To summarise then, I shared the KONY 2012 film, and I’m glad I did. I support the broad aims of the campaign – make Kony infamous, raise awareness of the situation in Central Africa and employ social media to help. There’s no denying IC have already achieved this – views across Vimeo and YouTube are now approaching 50 million. I haven’t donated to Invisible Children or TRI, because I don’t agree with all of their proposed methodology, but I don’t think all of the criticism they’ve received is well-founded. If you have the time to spare, I suggest you watch the film yourself, read one or two of the other views, and make up your own mind.
- Visible Children Tumblr: http://visiblechildren.tumblr.com/
- Stop Kony, but don’t stop asking questions: http://blogs.independent.co.uk/2012/03/07/stop-kony-yes-but-dont-stop-asking-questions/
- Invisible Children’s response to many recent criticisms: http://s3.amazonaws.com/www.invisiblechildren.com/critiques.html
- http://ilto.wordpress.com/2006/11/02/the-visible-problem-with-invisible-children/ (as the author mentions at the top, this article is 5 years old. Much of the text refers to an earlier film by IC. It also refers to peace talks that all parties were apparently co-operating in at the time, but again, this was 5 years ago. Things didn’t pan out like that, and the LRA certainly haven’t surrendered. This piece also mentions supporting eMI, a charity which only works with other groups that spread the Christian gospel… something I despise).
- Foreign Affairs post, largely focuses on military intervention and published prior to Kony 2012: http://www.foreignaffairs.com/articles/136673/mareike-schomerus-tim-allen-and-koen-vlassenroot/obama-takes-on-the-lra
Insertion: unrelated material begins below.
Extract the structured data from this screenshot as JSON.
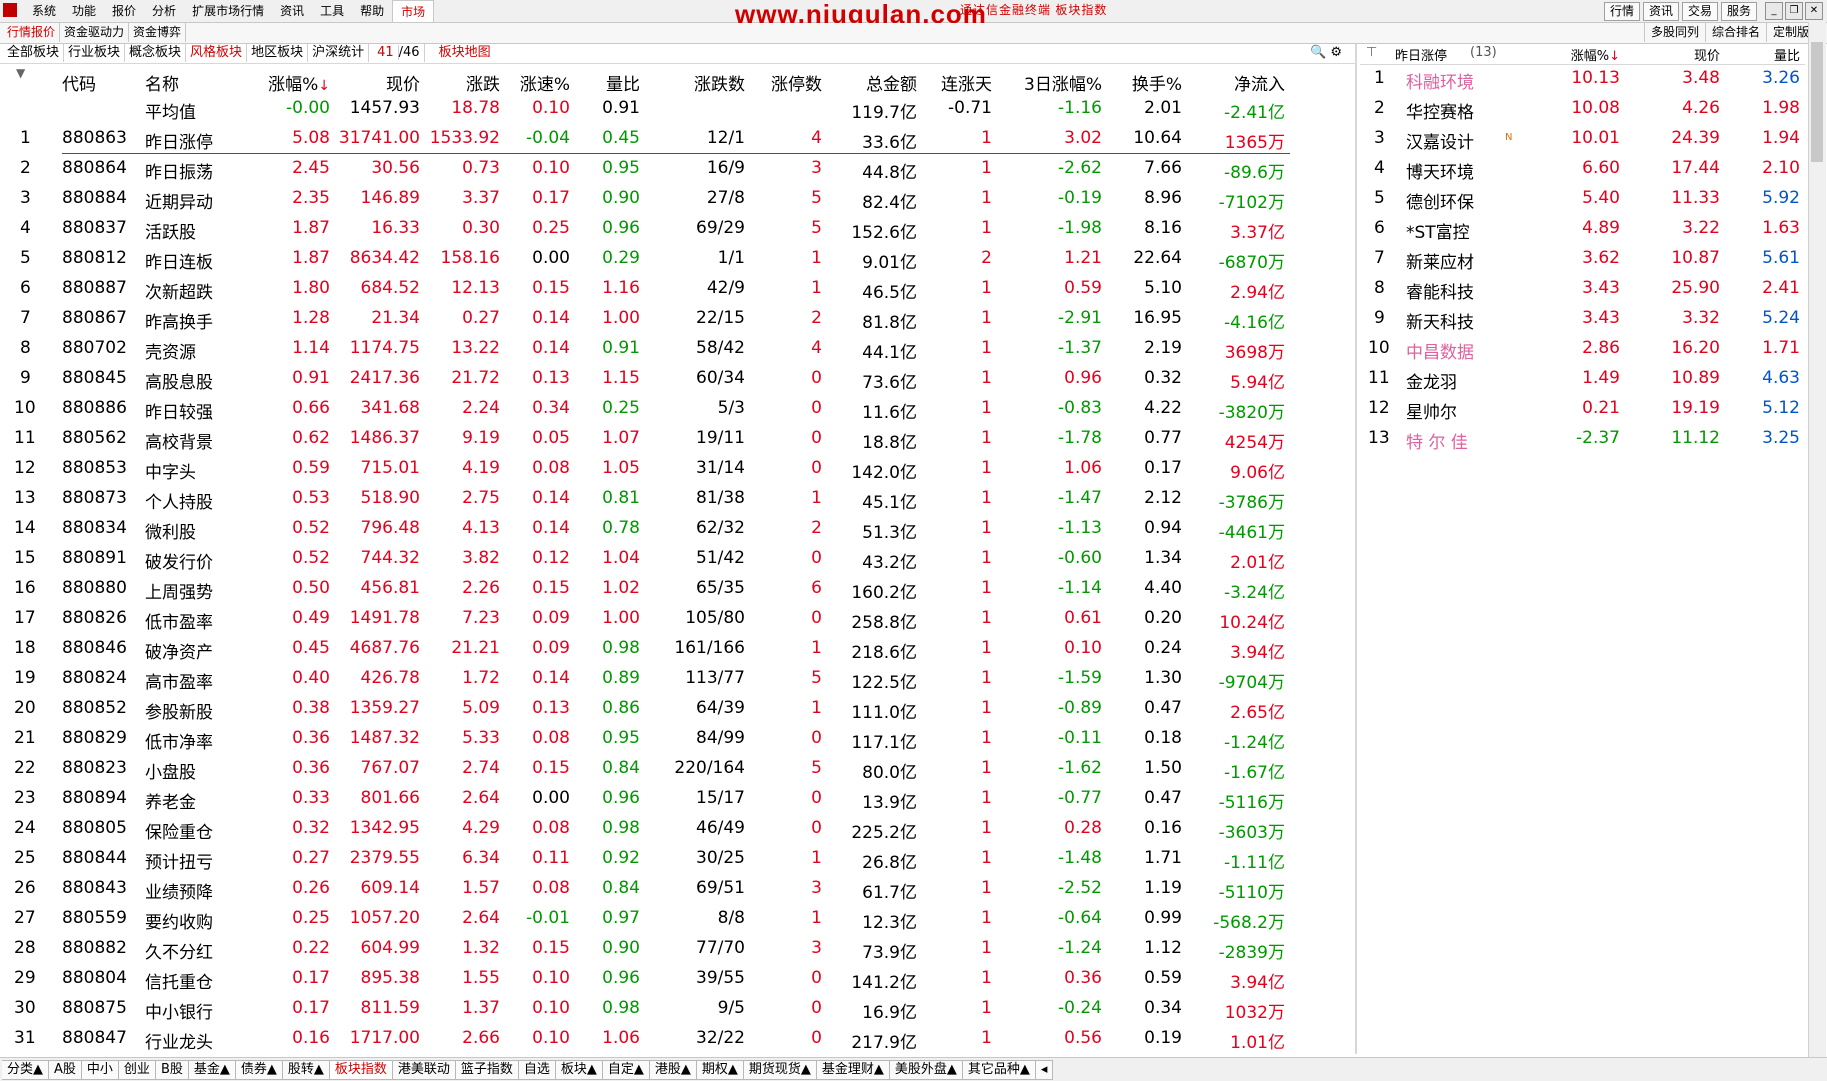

- A heavily-biased and context-light post on The Daily What: http://thedailywh.at/2012/03/07/on-kony-2012-2/
- An epic summary by The Guardian